REQUIRED ACTION: Looking at the data below, state how many lines contain "Timeout". No other words are wanted.

TASK INPUTS:
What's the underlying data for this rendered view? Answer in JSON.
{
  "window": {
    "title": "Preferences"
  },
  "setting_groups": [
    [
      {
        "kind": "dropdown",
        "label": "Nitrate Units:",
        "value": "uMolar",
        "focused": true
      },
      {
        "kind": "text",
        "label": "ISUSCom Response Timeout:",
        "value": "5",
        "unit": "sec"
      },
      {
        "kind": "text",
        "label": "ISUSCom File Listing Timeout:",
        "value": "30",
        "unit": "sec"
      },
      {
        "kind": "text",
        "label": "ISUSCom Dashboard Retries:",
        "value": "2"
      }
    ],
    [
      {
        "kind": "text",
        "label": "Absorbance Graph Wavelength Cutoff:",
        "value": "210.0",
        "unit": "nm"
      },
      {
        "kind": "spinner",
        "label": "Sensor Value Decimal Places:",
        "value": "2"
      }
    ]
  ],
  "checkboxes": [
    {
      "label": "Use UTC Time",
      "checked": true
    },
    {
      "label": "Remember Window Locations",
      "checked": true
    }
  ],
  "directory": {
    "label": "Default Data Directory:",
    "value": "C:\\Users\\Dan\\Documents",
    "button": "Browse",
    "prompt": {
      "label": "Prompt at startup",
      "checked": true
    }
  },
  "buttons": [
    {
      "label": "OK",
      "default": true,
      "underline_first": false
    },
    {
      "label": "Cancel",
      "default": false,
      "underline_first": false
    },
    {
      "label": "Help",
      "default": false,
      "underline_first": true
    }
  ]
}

RESULT OF THE EXERCISE: 2